* **What you are asked to do**
Which lines of the entries contain the string "Microsoft"? Copy each of them.

* **Source data**
==*==

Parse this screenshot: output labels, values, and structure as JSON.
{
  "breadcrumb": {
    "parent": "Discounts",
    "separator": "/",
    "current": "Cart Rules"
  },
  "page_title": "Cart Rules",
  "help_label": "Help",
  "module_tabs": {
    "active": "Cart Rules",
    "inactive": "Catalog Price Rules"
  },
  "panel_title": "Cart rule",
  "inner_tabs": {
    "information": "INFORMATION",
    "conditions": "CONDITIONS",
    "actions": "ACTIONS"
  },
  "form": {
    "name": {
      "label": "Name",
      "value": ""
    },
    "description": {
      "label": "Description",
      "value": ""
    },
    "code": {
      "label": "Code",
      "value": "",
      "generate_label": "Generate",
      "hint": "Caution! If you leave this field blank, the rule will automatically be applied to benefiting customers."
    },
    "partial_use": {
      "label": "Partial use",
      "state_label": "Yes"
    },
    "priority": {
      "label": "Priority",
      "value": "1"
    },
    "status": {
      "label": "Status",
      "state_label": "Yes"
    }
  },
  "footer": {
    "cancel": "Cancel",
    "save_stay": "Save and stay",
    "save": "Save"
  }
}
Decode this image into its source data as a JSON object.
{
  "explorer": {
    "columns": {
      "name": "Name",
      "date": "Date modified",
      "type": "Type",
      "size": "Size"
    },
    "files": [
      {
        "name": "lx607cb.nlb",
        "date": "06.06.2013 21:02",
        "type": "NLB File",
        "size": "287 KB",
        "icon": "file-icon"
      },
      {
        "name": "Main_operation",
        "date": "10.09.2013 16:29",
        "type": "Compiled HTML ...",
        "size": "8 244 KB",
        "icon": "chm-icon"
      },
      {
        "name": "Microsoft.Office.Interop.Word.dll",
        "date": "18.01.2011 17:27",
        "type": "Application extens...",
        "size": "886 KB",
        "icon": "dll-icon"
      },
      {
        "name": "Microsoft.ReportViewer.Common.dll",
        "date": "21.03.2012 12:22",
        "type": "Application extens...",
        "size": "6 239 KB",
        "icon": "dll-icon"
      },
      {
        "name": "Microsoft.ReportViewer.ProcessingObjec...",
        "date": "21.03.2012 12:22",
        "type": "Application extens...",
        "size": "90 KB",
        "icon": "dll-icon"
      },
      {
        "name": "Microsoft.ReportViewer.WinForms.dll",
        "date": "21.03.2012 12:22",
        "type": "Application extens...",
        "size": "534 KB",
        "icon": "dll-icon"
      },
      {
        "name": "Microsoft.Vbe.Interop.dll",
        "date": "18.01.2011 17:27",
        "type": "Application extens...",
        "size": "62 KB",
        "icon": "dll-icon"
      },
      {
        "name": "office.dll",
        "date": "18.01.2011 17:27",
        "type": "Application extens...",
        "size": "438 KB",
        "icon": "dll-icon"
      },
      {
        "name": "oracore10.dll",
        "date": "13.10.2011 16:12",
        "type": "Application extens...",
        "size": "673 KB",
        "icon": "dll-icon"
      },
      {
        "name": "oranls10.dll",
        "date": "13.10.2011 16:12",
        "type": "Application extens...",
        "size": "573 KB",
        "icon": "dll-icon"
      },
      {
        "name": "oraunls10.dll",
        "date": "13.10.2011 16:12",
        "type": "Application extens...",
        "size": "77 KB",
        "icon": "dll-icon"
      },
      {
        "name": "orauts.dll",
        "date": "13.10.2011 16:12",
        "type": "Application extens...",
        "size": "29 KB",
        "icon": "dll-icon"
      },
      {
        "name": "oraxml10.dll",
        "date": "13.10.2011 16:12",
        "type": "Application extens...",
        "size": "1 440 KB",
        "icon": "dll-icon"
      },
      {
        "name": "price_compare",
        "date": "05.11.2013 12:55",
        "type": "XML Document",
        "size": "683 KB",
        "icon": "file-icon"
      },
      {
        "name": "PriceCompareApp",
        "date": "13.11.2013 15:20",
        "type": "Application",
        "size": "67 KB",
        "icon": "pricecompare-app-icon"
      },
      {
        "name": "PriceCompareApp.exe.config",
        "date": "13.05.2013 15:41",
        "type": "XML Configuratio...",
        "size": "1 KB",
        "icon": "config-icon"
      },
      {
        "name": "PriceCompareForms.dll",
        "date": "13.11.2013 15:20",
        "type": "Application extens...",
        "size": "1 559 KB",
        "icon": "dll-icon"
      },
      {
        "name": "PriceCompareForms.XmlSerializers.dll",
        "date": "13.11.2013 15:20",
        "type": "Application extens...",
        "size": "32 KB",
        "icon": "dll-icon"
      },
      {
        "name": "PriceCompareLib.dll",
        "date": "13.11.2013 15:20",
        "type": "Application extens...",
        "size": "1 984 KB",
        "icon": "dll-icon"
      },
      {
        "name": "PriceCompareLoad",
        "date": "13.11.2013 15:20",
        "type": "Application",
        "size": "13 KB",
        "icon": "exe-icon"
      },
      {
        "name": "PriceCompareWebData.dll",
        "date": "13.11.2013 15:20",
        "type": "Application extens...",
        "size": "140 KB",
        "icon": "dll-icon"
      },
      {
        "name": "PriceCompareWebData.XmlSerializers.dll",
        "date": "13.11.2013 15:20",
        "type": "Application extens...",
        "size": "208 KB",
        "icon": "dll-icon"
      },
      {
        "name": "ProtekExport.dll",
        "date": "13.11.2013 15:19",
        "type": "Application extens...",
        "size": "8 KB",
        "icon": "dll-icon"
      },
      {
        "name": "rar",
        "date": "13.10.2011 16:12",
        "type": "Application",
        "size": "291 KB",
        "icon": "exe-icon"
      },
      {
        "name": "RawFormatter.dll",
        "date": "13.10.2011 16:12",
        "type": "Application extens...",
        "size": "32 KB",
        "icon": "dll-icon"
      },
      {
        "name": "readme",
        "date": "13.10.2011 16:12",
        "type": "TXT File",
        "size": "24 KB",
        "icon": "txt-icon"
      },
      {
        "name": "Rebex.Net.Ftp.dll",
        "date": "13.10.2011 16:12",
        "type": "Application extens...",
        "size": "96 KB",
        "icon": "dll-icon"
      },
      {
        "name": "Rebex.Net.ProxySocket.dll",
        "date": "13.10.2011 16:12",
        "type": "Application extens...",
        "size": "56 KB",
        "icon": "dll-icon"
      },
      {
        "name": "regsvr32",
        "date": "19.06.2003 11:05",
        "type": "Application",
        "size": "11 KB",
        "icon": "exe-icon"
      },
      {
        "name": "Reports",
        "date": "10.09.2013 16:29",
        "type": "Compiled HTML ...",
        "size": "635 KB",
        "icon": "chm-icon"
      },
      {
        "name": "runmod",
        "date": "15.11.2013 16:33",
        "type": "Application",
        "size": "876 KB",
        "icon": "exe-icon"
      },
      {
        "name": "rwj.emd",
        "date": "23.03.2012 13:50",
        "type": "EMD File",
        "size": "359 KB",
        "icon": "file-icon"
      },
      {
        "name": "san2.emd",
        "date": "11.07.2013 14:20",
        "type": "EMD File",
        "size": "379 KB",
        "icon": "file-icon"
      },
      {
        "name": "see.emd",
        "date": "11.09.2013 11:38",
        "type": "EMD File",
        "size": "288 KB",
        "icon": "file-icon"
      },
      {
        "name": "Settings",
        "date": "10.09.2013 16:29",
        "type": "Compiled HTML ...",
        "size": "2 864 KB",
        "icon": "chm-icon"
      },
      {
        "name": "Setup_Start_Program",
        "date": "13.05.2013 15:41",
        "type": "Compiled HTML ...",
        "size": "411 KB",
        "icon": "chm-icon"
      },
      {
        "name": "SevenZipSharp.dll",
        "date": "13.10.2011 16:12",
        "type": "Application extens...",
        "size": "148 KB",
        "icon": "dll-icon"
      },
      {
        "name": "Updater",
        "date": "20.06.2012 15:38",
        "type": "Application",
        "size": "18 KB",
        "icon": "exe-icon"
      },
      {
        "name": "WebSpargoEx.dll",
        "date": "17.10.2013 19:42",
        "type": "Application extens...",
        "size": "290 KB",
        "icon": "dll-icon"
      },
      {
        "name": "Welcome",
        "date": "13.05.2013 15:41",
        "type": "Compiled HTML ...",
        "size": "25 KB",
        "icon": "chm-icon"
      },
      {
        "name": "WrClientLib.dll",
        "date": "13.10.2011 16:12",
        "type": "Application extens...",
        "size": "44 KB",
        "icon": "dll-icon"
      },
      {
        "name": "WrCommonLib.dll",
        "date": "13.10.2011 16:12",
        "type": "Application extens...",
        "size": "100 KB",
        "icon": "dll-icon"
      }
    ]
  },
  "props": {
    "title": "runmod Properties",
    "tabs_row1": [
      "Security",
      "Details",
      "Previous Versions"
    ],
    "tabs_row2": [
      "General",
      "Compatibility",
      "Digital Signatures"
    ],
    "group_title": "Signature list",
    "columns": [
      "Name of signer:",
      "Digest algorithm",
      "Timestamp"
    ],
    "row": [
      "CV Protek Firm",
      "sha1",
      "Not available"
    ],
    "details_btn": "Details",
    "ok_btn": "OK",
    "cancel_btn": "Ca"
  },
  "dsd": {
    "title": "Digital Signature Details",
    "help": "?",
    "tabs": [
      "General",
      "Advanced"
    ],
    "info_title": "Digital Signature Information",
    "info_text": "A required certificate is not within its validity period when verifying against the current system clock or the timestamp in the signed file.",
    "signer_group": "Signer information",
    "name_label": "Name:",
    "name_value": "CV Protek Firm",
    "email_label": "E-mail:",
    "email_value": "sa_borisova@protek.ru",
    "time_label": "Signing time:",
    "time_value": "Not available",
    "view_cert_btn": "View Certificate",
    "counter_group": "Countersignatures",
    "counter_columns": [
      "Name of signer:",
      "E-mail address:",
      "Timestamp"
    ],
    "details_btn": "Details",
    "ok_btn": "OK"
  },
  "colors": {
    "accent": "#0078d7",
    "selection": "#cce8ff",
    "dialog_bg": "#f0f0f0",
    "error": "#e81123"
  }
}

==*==

* **Problem solution**
        "name": "Microsoft.Office.Interop.Word.dll",
        "name": "Microsoft.ReportViewer.Common.dll",
        "name": "Microsoft.ReportViewer.ProcessingObjec...",
        "name": "Microsoft.ReportViewer.WinForms.dll",
        "name": "Microsoft.Vbe.Interop.dll",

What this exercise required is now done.